It truly was a bizarre scene at the Honda Center on Tuesday night when Anaheim Ducks
defenseman Scott Niedermayer
and Detroit Red Wings
forward Pavel Datsyuk
dropped the gloves just moments after the final horn sounded on Anaheim's 2-1 victory in Game 6.
Niedermayer, who caught Datsyuk with an elbow moments before the gloves came off, was willing to discuss the incident afterwards. Datsyuk? Not so much.
"There was a lot going on," Niedermayer said. "I don't know how it all started. The next thing you know, my gloves are off. That doesn't happen too often. I didn't even know who it was at first. I took a couple of punches to the face. I guess after a couple, I figured I'll try a couple."
Datsyuk -- a 2009 finalist for the Lady Byng Trophy for sportsmanship and gentlemanly play -- was still less than amused when the Red Wings' plane touched down in Detroit late Wednesday afternoon.

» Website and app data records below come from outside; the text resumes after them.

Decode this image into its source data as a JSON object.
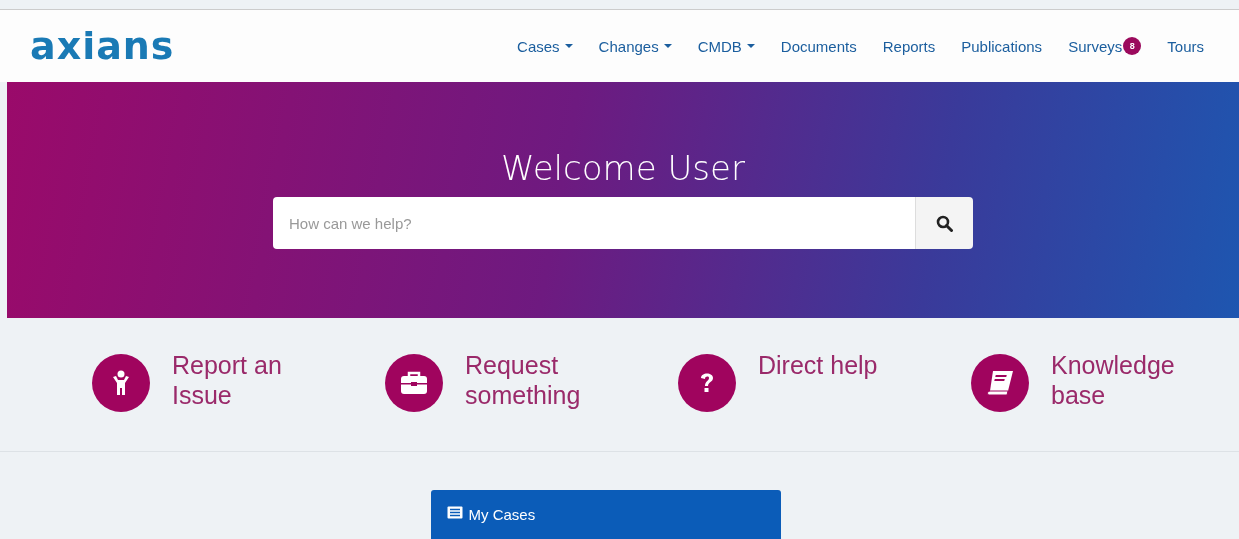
{
  "logo": {
    "text": "axians"
  },
  "nav": [
    {
      "label": "Cases",
      "kind": "dropdown"
    },
    {
      "label": "Changes",
      "kind": "dropdown"
    },
    {
      "label": "CMDB",
      "kind": "dropdown"
    },
    {
      "label": "Documents",
      "kind": "link"
    },
    {
      "label": "Reports",
      "kind": "link"
    },
    {
      "label": "Publications",
      "kind": "link"
    },
    {
      "label": "Surveys",
      "kind": "link",
      "badge": "8"
    },
    {
      "label": "Tours",
      "kind": "link"
    }
  ],
  "hero": {
    "title": "Welcome User",
    "search": {
      "placeholder": "How can we help?"
    }
  },
  "actions": [
    {
      "label": "Report an Issue"
    },
    {
      "label": "Request something"
    },
    {
      "label": "Direct help"
    },
    {
      "label": "Knowledge base"
    }
  ],
  "panel": {
    "title": "My Cases"
  }
}
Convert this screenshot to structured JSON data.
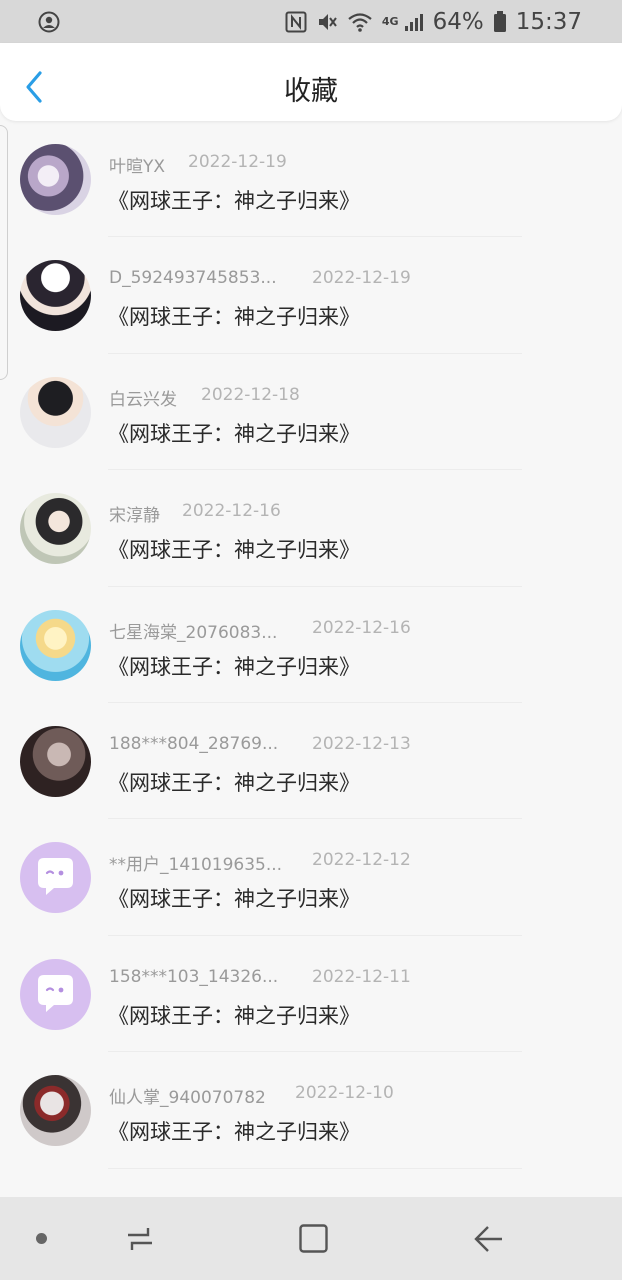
{
  "status_bar": {
    "battery_percent": "64%",
    "time": "15:37",
    "network": "4G"
  },
  "header": {
    "title": "收藏",
    "back_icon": "chevron-left-icon"
  },
  "colors": {
    "accent": "#2a9ee6",
    "generic_avatar": "#d7bff0"
  },
  "items": [
    {
      "name": "叶暄YX",
      "date": "2022-12-19",
      "book": "《网球王子：神之子归来》",
      "avatar": "anime-avatar"
    },
    {
      "name": "D_592493745853...",
      "date": "2022-12-19",
      "book": "《网球王子：神之子归来》",
      "avatar": "anime-avatar"
    },
    {
      "name": "白云兴发",
      "date": "2022-12-18",
      "book": "《网球王子：神之子归来》",
      "avatar": "anime-avatar"
    },
    {
      "name": "宋淳静",
      "date": "2022-12-16",
      "book": "《网球王子：神之子归来》",
      "avatar": "anime-avatar"
    },
    {
      "name": "七星海棠_2076083...",
      "date": "2022-12-16",
      "book": "《网球王子：神之子归来》",
      "avatar": "anime-avatar"
    },
    {
      "name": "188***804_28769...",
      "date": "2022-12-13",
      "book": "《网球王子：神之子归来》",
      "avatar": "anime-avatar"
    },
    {
      "name": "**用户_141019635...",
      "date": "2022-12-12",
      "book": "《网球王子：神之子归来》",
      "avatar": "default-chat-avatar"
    },
    {
      "name": "158***103_14326...",
      "date": "2022-12-11",
      "book": "《网球王子：神之子归来》",
      "avatar": "default-chat-avatar"
    },
    {
      "name": "仙人掌_940070782",
      "date": "2022-12-10",
      "book": "《网球王子：神之子归来》",
      "avatar": "anime-avatar"
    }
  ]
}
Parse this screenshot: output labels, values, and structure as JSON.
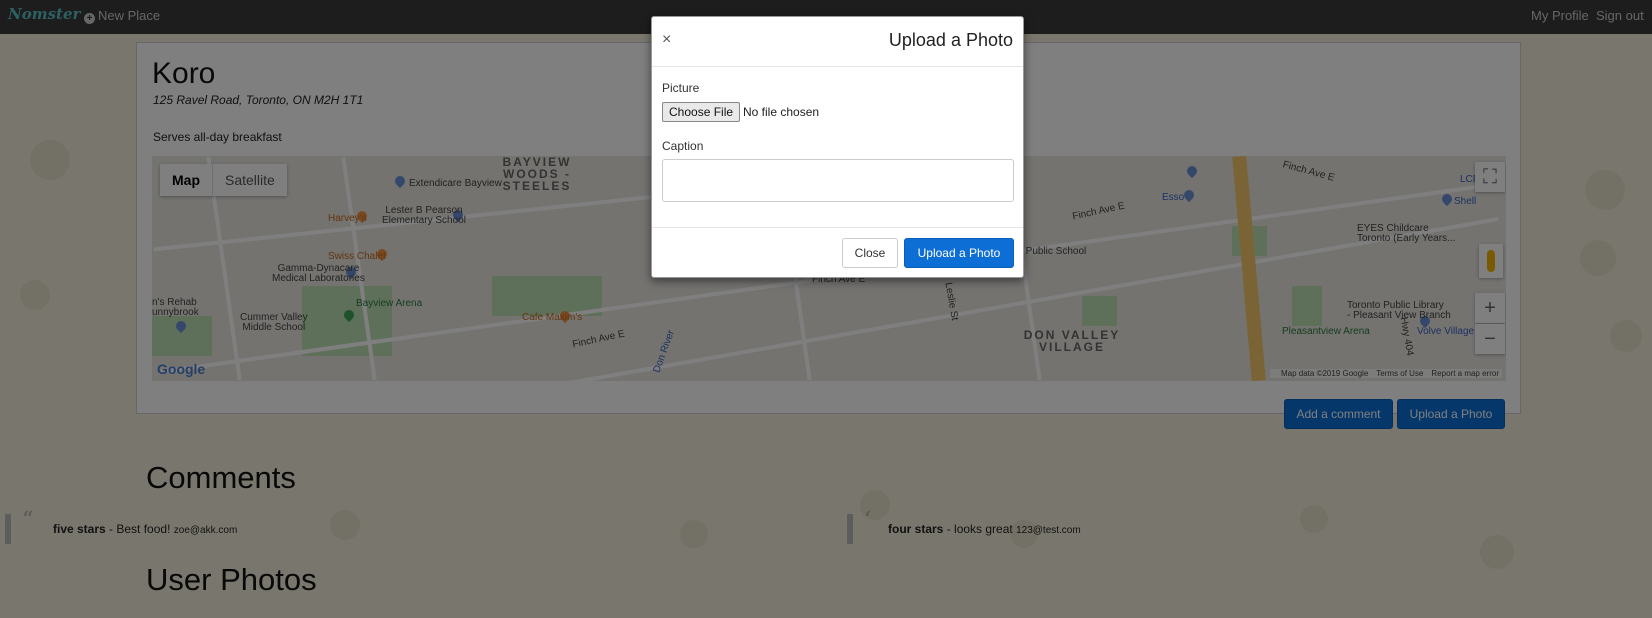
{
  "navbar": {
    "brand": "Nomster",
    "new_place": "New Place",
    "my_profile": "My Profile",
    "sign_out": "Sign out"
  },
  "place": {
    "name": "Koro",
    "address": "125 Ravel Road, Toronto, ON M2H 1T1",
    "description": "Serves all-day breakfast"
  },
  "map": {
    "type_map": "Map",
    "type_satellite": "Satellite",
    "google": "Google",
    "footer_data": "Map data ©2019 Google",
    "footer_terms": "Terms of Use",
    "footer_report": "Report a map error",
    "area_bayview_woods": "BAYVIEW\nWOODS -\nSTEELES",
    "area_don_valley": "DON VALLEY\nVILLAGE",
    "labels": {
      "extendicare": "Extendicare Bayview",
      "lester": "Lester B Pearson\nElementary School",
      "harveys": "Harvey's",
      "swiss_chalet": "Swiss Chalet",
      "gamma": "Gamma-Dynacare\nMedical Laboratories",
      "bayview_arena": "Bayview Arena",
      "cummer": "Cummer Valley\nMiddle School",
      "cafe_maxims": "Cafe Maxim's",
      "finch_ave_e": "Finch Ave E",
      "eyes_childcare": "EYES Childcare\nToronto (Early Years...",
      "library": "Toronto Public Library\n- Pleasant View Branch",
      "pleasantview_arena": "Pleasantview Arena",
      "volve_village": "Volve Village",
      "hill_school": "Hill Public School",
      "hwy": "Hwy 404",
      "shell": "Shell",
      "lcbo": "LCB",
      "esso": "Esso",
      "rehab": "n's Rehab\nunnybrook",
      "don_river": "Don River",
      "leslie": "Leslie St"
    }
  },
  "actions": {
    "add_comment": "Add a comment",
    "upload_photo": "Upload a Photo"
  },
  "comments": {
    "title": "Comments",
    "items": [
      {
        "rating": "five stars",
        "text": "Best food!",
        "email": "zoe@akk.com"
      },
      {
        "rating": "four stars",
        "text": "looks great",
        "email": "123@test.com"
      }
    ]
  },
  "user_photos": {
    "title": "User Photos"
  },
  "modal": {
    "close_x": "×",
    "title": "Upload a Photo",
    "picture_label": "Picture",
    "choose_file": "Choose File",
    "file_status": "No file chosen",
    "caption_label": "Caption",
    "caption_value": "",
    "close_button": "Close",
    "submit_button": "Upload a Photo"
  },
  "colors": {
    "primary": "#0d6ed6",
    "navbar": "#3a3a3a",
    "brand": "#5cc0c7",
    "page_bg": "#f3efdb"
  }
}
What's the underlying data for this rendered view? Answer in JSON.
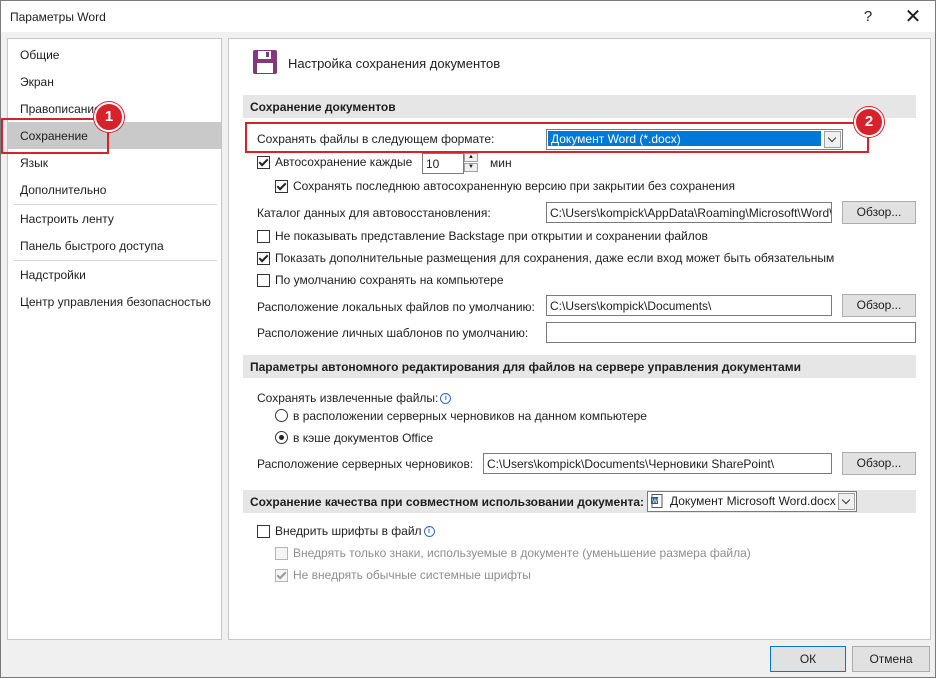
{
  "window": {
    "title": "Параметры Word",
    "help": "?",
    "close": "✕"
  },
  "nav": {
    "items": [
      "Общие",
      "Экран",
      "Правописание",
      "Сохранение",
      "Язык",
      "Дополнительно",
      "Настроить ленту",
      "Панель быстрого доступа",
      "Надстройки",
      "Центр управления безопасностью"
    ],
    "selected_index": 3
  },
  "header": {
    "title": "Настройка сохранения документов",
    "icon": "save-icon"
  },
  "save_docs": {
    "section_title": "Сохранение документов",
    "format_label": "Сохранять файлы в следующем формате:",
    "format_value": "Документ Word (*.docx)",
    "autosave_label": "Автосохранение каждые",
    "autosave_value": "10",
    "autosave_unit": "мин",
    "keep_last_label": "Сохранять последнюю автосохраненную версию при закрытии без сохранения",
    "autorecover_label": "Каталог данных для автовосстановления:",
    "autorecover_path": "C:\\Users\\kompick\\AppData\\Roaming\\Microsoft\\Word\\",
    "browse": "Обзор...",
    "no_backstage_label": "Не показывать представление Backstage при открытии и сохранении файлов",
    "show_extra_label": "Показать дополнительные размещения для сохранения, даже если вход может быть обязательным",
    "default_local_label": "По умолчанию сохранять на компьютере",
    "local_files_label": "Расположение локальных файлов по умолчанию:",
    "local_files_path": "C:\\Users\\kompick\\Documents\\",
    "templates_label": "Расположение личных шаблонов по умолчанию:",
    "templates_path": ""
  },
  "offline": {
    "section_title": "Параметры автономного редактирования для файлов на сервере управления документами",
    "extracted_label": "Сохранять извлеченные файлы:",
    "radio1": "в расположении серверных черновиков на данном компьютере",
    "radio2": "в кэше документов Office",
    "drafts_label": "Расположение серверных черновиков:",
    "drafts_path": "C:\\Users\\kompick\\Documents\\Черновики SharePoint\\",
    "browse": "Обзор..."
  },
  "quality": {
    "section_title": "Сохранение качества при совместном использовании документа:",
    "doc_value": "Документ Microsoft Word.docx",
    "embed_label": "Внедрить шрифты в файл",
    "embed_only_used_label": "Внедрять только знаки, используемые в документе (уменьшение размера файла)",
    "no_common_label": "Не внедрять обычные системные шрифты"
  },
  "footer": {
    "ok": "ОК",
    "cancel": "Отмена"
  },
  "callouts": {
    "one": "1",
    "two": "2"
  },
  "colors": {
    "accent_red": "#d8222b",
    "selection_blue": "#0078d7",
    "icon_purple": "#80397b"
  },
  "state": {
    "autosave_checked": true,
    "keep_last_checked": true,
    "no_backstage_checked": false,
    "show_extra_checked": true,
    "default_local_checked": false,
    "offline_radio": 2,
    "embed_checked": false,
    "embed_only_used_checked": false,
    "no_common_checked": true
  }
}
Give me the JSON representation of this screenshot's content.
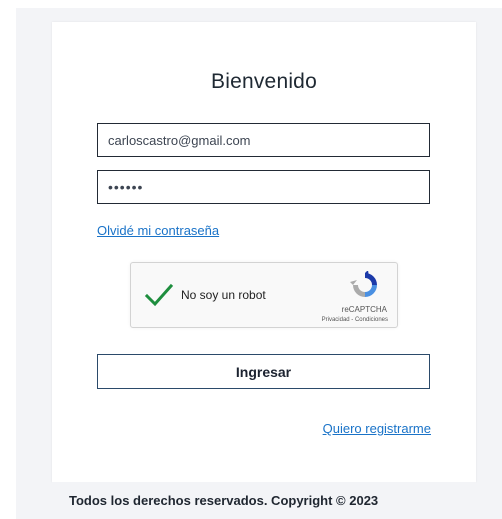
{
  "login": {
    "title": "Bienvenido",
    "email_value": "carloscastro@gmail.com",
    "password_value": "••••••",
    "forgot_link": "Olvidé mi contraseña",
    "submit_label": "Ingresar",
    "register_link": "Quiero registrarme"
  },
  "captcha": {
    "label": "No soy un robot",
    "brand": "reCAPTCHA",
    "terms": "Privacidad - Condiciones",
    "checked": true,
    "check_color": "#1e8e3e",
    "icon": "recaptcha-logo-icon"
  },
  "footer": {
    "text": "Todos los derechos reservados. Copyright © 2023"
  },
  "colors": {
    "link": "#1a73c8",
    "background": "#f3f4f7",
    "border": "#222a35"
  }
}
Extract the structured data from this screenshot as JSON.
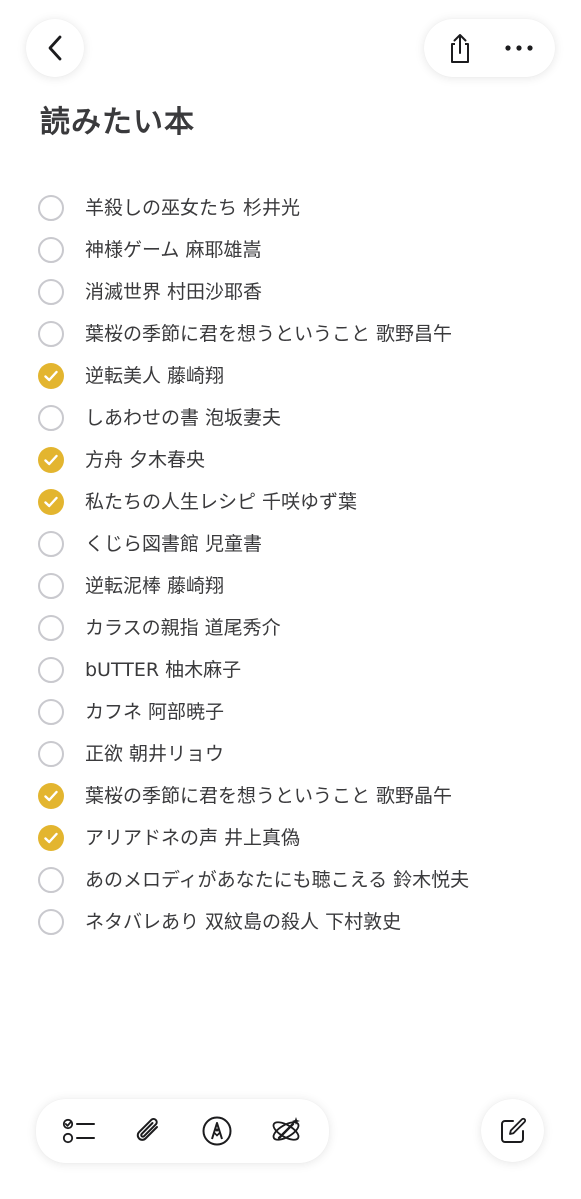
{
  "note": {
    "title": "読みたい本"
  },
  "checklist": [
    {
      "text": "羊殺しの巫女たち 杉井光",
      "checked": false
    },
    {
      "text": "神様ゲーム  麻耶雄嵩",
      "checked": false
    },
    {
      "text": "消滅世界  村田沙耶香",
      "checked": false
    },
    {
      "text": "葉桜の季節に君を想うということ  歌野昌午",
      "checked": false
    },
    {
      "text": "逆転美人  藤崎翔",
      "checked": true
    },
    {
      "text": "しあわせの書  泡坂妻夫",
      "checked": false
    },
    {
      "text": "方舟  夕木春央",
      "checked": true
    },
    {
      "text": "私たちの人生レシピ  千咲ゆず葉",
      "checked": true
    },
    {
      "text": "くじら図書館  児童書",
      "checked": false
    },
    {
      "text": "逆転泥棒 藤崎翔",
      "checked": false
    },
    {
      "text": "カラスの親指 道尾秀介",
      "checked": false
    },
    {
      "text": "bUTTER 柚木麻子",
      "checked": false
    },
    {
      "text": "カフネ 阿部暁子",
      "checked": false
    },
    {
      "text": "正欲 朝井リョウ",
      "checked": false
    },
    {
      "text": "葉桜の季節に君を想うということ 歌野晶午",
      "checked": true
    },
    {
      "text": "アリアドネの声  井上真偽",
      "checked": true
    },
    {
      "text": "あのメロディがあなたにも聴こえる 鈴木悦夫",
      "checked": false
    },
    {
      "text": "ネタバレあり 双紋島の殺人 下村敦史",
      "checked": false
    }
  ],
  "icons": {
    "back": "chevron-left-icon",
    "share": "share-icon",
    "more": "ellipsis-icon",
    "checklist": "checklist-icon",
    "attach": "paperclip-icon",
    "markup": "pen-tip-icon",
    "ai": "writing-tools-icon",
    "compose": "compose-icon"
  },
  "colors": {
    "accent": "#e3b52f",
    "unchecked_border": "#c9c9ce",
    "text": "#3a3a3c"
  }
}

"Why talk about it?" said Datsyuk, who has been held without a goal in this series. "He let them off, like that? Awesome. Ignore it. Ignore his game."
Perhaps this will all go away once the puck drops in Game 7 on Thursday at Joe Louis Arena. From the sound of it, the Wings are hopeful it will end without any rough stuff. They certainly held their collective breath on the bench not only watching the Datsyuk-Niedermayer bout, but also the fact that Brian Rafalski
took some shots to the head from Ducks forward Corey Perry
. Rafalski missed the first five games of the series before returning to the lineup for Game 6.
"When you've got our best players … Pavel getting kind of manhandled and Raffie as well, it just seems like at the end of every game there's always something going on," Detroit forward Kirk Maltby
said. "You just put it in the back of your mind and worry about the game tomorrow.
"It seems like a lot of our games have been ending in skirmishes. For us, the best way to answer that is to try and win this next game and put it to rest. We're not happy with maybe a few liberties, but the past is the past."
Maltby was asked if he believes the Ducks were trying to send a message at the conclusion of Tuesday's game, which saw eight penalties handed out.
"I don't know what the message is … it seems like a daily occurrence at the end of games with these guys," he said. "They play the way they play and do what they feel is necessary to get an edge. For us, it's about just doing what we're supposed to do. We can't respond to certain things."